All records should be reproduced verbatim.
====
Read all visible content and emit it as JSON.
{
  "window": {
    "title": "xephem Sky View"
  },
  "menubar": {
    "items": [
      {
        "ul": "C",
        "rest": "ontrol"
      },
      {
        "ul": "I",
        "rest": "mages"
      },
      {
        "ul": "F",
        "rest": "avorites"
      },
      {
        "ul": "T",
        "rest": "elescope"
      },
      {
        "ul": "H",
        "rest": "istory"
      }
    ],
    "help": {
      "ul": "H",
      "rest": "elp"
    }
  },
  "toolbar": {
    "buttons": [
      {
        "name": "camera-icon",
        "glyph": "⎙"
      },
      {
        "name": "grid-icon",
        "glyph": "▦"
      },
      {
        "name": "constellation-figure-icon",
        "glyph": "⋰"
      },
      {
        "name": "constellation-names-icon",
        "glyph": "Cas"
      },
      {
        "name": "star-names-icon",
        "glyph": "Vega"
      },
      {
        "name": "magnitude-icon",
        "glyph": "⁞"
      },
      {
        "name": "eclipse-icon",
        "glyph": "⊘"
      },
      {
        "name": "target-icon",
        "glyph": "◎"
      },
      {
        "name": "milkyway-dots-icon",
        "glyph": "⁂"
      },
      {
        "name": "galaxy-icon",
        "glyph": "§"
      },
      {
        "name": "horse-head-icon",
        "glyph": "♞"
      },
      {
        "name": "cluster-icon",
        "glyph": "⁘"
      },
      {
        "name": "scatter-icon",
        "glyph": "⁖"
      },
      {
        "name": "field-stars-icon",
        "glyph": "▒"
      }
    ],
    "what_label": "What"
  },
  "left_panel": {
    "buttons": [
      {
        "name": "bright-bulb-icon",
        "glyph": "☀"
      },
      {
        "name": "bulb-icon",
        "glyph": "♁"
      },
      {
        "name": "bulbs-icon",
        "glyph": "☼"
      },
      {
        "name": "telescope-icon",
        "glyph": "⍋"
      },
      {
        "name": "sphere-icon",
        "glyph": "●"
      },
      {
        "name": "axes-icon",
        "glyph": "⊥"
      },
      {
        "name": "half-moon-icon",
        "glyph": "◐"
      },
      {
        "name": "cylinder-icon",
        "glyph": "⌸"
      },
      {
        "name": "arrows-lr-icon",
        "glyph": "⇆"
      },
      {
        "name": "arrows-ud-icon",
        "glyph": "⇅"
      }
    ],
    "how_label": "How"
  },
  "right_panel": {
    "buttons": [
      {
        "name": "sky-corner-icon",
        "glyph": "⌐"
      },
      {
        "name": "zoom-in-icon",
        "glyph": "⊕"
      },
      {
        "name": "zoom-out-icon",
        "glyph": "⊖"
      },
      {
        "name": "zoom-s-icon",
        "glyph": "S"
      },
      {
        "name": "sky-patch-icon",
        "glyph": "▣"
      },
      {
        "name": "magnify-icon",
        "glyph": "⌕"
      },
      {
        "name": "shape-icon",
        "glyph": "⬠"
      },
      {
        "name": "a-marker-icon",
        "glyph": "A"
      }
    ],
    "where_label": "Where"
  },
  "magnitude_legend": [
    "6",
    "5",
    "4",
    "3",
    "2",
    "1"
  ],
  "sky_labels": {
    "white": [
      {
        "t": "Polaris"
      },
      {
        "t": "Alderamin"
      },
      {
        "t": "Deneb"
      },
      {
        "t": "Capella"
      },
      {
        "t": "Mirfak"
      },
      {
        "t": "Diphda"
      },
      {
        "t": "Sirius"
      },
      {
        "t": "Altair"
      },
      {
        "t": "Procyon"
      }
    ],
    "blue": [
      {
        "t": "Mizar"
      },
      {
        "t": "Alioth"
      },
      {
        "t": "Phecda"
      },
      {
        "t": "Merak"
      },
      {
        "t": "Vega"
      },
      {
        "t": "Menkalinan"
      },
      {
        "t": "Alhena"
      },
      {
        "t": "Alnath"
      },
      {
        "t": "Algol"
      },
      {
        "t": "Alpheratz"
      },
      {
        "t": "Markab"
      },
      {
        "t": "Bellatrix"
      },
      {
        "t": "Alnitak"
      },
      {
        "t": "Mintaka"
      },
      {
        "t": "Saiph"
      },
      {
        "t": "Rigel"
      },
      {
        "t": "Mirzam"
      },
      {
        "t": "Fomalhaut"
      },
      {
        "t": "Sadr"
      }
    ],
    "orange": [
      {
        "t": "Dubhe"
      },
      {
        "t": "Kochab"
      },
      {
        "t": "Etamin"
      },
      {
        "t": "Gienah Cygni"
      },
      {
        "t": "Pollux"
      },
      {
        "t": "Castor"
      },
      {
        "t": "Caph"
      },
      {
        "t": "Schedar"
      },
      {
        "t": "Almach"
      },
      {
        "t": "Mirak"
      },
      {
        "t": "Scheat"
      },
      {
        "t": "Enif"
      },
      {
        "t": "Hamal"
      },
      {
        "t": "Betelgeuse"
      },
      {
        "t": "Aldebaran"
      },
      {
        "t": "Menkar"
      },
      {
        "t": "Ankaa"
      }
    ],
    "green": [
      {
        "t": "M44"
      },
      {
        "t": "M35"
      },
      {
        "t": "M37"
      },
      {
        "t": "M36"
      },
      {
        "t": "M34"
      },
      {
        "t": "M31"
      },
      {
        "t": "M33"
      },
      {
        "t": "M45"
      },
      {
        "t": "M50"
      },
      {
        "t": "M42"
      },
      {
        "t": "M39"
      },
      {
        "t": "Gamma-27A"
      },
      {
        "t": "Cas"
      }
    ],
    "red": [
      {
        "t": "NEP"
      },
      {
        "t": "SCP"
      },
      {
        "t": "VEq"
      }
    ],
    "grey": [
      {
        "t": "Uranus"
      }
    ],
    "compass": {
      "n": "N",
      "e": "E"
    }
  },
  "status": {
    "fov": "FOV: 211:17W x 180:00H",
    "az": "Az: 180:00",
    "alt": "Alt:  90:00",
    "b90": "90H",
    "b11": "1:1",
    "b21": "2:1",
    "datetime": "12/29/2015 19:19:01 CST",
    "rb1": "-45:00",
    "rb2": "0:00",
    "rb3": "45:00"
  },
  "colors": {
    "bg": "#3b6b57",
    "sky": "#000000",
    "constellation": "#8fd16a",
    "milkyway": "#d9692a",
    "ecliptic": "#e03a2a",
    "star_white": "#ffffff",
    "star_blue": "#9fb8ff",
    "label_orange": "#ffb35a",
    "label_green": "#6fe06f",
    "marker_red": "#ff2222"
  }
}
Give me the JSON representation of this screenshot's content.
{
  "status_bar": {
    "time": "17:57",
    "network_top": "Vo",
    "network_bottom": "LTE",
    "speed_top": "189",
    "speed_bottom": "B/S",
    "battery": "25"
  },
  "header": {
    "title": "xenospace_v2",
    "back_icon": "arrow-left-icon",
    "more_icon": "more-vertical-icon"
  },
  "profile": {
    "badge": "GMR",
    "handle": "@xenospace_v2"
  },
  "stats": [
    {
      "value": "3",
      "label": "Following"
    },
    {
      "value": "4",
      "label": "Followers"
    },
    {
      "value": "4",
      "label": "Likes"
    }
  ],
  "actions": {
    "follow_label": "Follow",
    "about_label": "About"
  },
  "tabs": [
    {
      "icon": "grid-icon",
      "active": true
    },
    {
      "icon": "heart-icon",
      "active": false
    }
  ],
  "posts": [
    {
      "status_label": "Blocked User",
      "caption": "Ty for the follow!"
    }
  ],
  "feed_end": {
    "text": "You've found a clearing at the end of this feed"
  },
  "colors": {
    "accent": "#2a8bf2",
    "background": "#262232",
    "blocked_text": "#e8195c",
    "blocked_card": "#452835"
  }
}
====
Solution to this exercise
Read all visible content and emit it as JSON.
{
  "window": {
    "title": "xephem Sky View"
  },
  "menubar": {
    "items": [
      {
        "ul": "C",
        "rest": "ontrol"
      },
      {
        "ul": "I",
        "rest": "mages"
      },
      {
        "ul": "F",
        "rest": "avorites"
      },
      {
        "ul": "T",
        "rest": "elescope"
      },
      {
        "ul": "H",
        "rest": "istory"
      }
    ],
    "help": {
      "ul": "H",
      "rest": "elp"
    }
  },
  "toolbar": {
    "buttons": [
      {
        "name": "camera-icon",
        "glyph": "⎙"
      },
      {
        "name": "grid-icon",
        "glyph": "▦"
      },
      {
        "name": "constellation-figure-icon",
        "glyph": "⋰"
      },
      {
        "name": "constellation-names-icon",
        "glyph": "Cas"
      },
      {
        "name": "star-names-icon",
        "glyph": "Vega"
      },
      {
        "name": "magnitude-icon",
        "glyph": "⁞"
      },
      {
        "name": "eclipse-icon",
        "glyph": "⊘"
      },
      {
        "name": "target-icon",
        "glyph": "◎"
      },
      {
        "name": "milkyway-dots-icon",
        "glyph": "⁂"
      },
      {
        "name": "galaxy-icon",
        "glyph": "§"
      },
      {
        "name": "horse-head-icon",
        "glyph": "♞"
      },
      {
        "name": "cluster-icon",
        "glyph": "⁘"
      },
      {
        "name": "scatter-icon",
        "glyph": "⁖"
      },
      {
        "name": "field-stars-icon",
        "glyph": "▒"
      }
    ],
    "what_label": "What"
  },
  "left_panel": {
    "buttons": [
      {
        "name": "bright-bulb-icon",
        "glyph": "☀"
      },
      {
        "name": "bulb-icon",
        "glyph": "♁"
      },
      {
        "name": "bulbs-icon",
        "glyph": "☼"
      },
      {
        "name": "telescope-icon",
        "glyph": "⍋"
      },
      {
        "name": "sphere-icon",
        "glyph": "●"
      },
      {
        "name": "axes-icon",
        "glyph": "⊥"
      },
      {
        "name": "half-moon-icon",
        "glyph": "◐"
      },
      {
        "name": "cylinder-icon",
        "glyph": "⌸"
      },
      {
        "name": "arrows-lr-icon",
        "glyph": "⇆"
      },
      {
        "name": "arrows-ud-icon",
        "glyph": "⇅"
      }
    ],
    "how_label": "How"
  },
  "right_panel": {
    "buttons": [
      {
        "name": "sky-corner-icon",
        "glyph": "⌐"
      },
      {
        "name": "zoom-in-icon",
        "glyph": "⊕"
      },
      {
        "name": "zoom-out-icon",
        "glyph": "⊖"
      },
      {
        "name": "zoom-s-icon",
        "glyph": "S"
      },
      {
        "name": "sky-patch-icon",
        "glyph": "▣"
      },
      {
        "name": "magnify-icon",
        "glyph": "⌕"
      },
      {
        "name": "shape-icon",
        "glyph": "⬠"
      },
      {
        "name": "a-marker-icon",
        "glyph": "A"
      }
    ],
    "where_label": "Where"
  },
  "magnitude_legend": [
    "6",
    "5",
    "4",
    "3",
    "2",
    "1"
  ],
  "sky_labels": {
    "white": [
      {
        "t": "Polaris"
      },
      {
        "t": "Alderamin"
      },
      {
        "t": "Deneb"
      },
      {
        "t": "Capella"
      },
      {
        "t": "Mirfak"
      },
      {
        "t": "Diphda"
      },
      {
        "t": "Sirius"
      },
      {
        "t": "Altair"
      },
      {
        "t": "Procyon"
      }
    ],
    "blue": [
      {
        "t": "Mizar"
      },
      {
        "t": "Alioth"
      },
      {
        "t": "Phecda"
      },
      {
        "t": "Merak"
      },
      {
        "t": "Vega"
      },
      {
        "t": "Menkalinan"
      },
      {
        "t": "Alhena"
      },
      {
        "t": "Alnath"
      },
      {
        "t": "Algol"
      },
      {
        "t": "Alpheratz"
      },
      {
        "t": "Markab"
      },
      {
        "t": "Bellatrix"
      },
      {
        "t": "Alnitak"
      },
      {
        "t": "Mintaka"
      },
      {
        "t": "Saiph"
      },
      {
        "t": "Rigel"
      },
      {
        "t": "Mirzam"
      },
      {
        "t": "Fomalhaut"
      },
      {
        "t": "Sadr"
      }
    ],
    "orange": [
      {
        "t": "Dubhe"
      },
      {
        "t": "Kochab"
      },
      {
        "t": "Etamin"
      },
      {
        "t": "Gienah Cygni"
      },
      {
        "t": "Pollux"
      },
      {
        "t": "Castor"
      },
      {
        "t": "Caph"
      },
      {
        "t": "Schedar"
      },
      {
        "t": "Almach"
      },
      {
        "t": "Mirak"
      },
      {
        "t": "Scheat"
      },
      {
        "t": "Enif"
      },
      {
        "t": "Hamal"
      },
      {
        "t": "Betelgeuse"
      },
      {
        "t": "Aldebaran"
      },
      {
        "t": "Menkar"
      },
      {
        "t": "Ankaa"
      }
    ],
    "green": [
      {
        "t": "M44"
      },
      {
        "t": "M35"
      },
      {
        "t": "M37"
      },
      {
        "t": "M36"
      },
      {
        "t": "M34"
      },
      {
        "t": "M31"
      },
      {
        "t": "M33"
      },
      {
        "t": "M45"
      },
      {
        "t": "M50"
      },
      {
        "t": "M42"
      },
      {
        "t": "M39"
      },
      {
        "t": "Gamma-27A"
      },
      {
        "t": "Cas"
      }
    ],
    "red": [
      {
        "t": "NEP"
      },
      {
        "t": "SCP"
      },
      {
        "t": "VEq"
      }
    ],
    "grey": [
      {
        "t": "Uranus"
      }
    ],
    "compass": {
      "n": "N",
      "e": "E"
    }
  },
  "status": {
    "fov": "FOV: 211:17W x 180:00H",
    "az": "Az: 180:00",
    "alt": "Alt:  90:00",
    "b90": "90H",
    "b11": "1:1",
    "b21": "2:1",
    "datetime": "12/29/2015 19:19:01 CST",
    "rb1": "-45:00",
    "rb2": "0:00",
    "rb3": "45:00"
  },
  "colors": {
    "bg": "#3b6b57",
    "sky": "#000000",
    "constellation": "#8fd16a",
    "milkyway": "#d9692a",
    "ecliptic": "#e03a2a",
    "star_white": "#ffffff",
    "star_blue": "#9fb8ff",
    "label_orange": "#ffb35a",
    "label_green": "#6fe06f",
    "marker_red": "#ff2222"
  }
}
Give me the JSON representation of this screenshot's content.
{
  "status_bar": {
    "time": "17:57",
    "network_top": "Vo",
    "network_bottom": "LTE",
    "speed_top": "189",
    "speed_bottom": "B/S",
    "battery": "25"
  },
  "header": {
    "title": "xenospace_v2",
    "back_icon": "arrow-left-icon",
    "more_icon": "more-vertical-icon"
  },
  "profile": {
    "badge": "GMR",
    "handle": "@xenospace_v2"
  },
  "stats": [
    {
      "value": "3",
      "label": "Following"
    },
    {
      "value": "4",
      "label": "Followers"
    },
    {
      "value": "4",
      "label": "Likes"
    }
  ],
  "actions": {
    "follow_label": "Follow",
    "about_label": "About"
  },
  "tabs": [
    {
      "icon": "grid-icon",
      "active": true
    },
    {
      "icon": "heart-icon",
      "active": false
    }
  ],
  "posts": [
    {
      "status_label": "Blocked User",
      "caption": "Ty for the follow!"
    }
  ],
  "feed_end": {
    "text": "You've found a clearing at the end of this feed"
  },
  "colors": {
    "accent": "#2a8bf2",
    "background": "#262232",
    "blocked_text": "#e8195c",
    "blocked_card": "#452835"
  }
}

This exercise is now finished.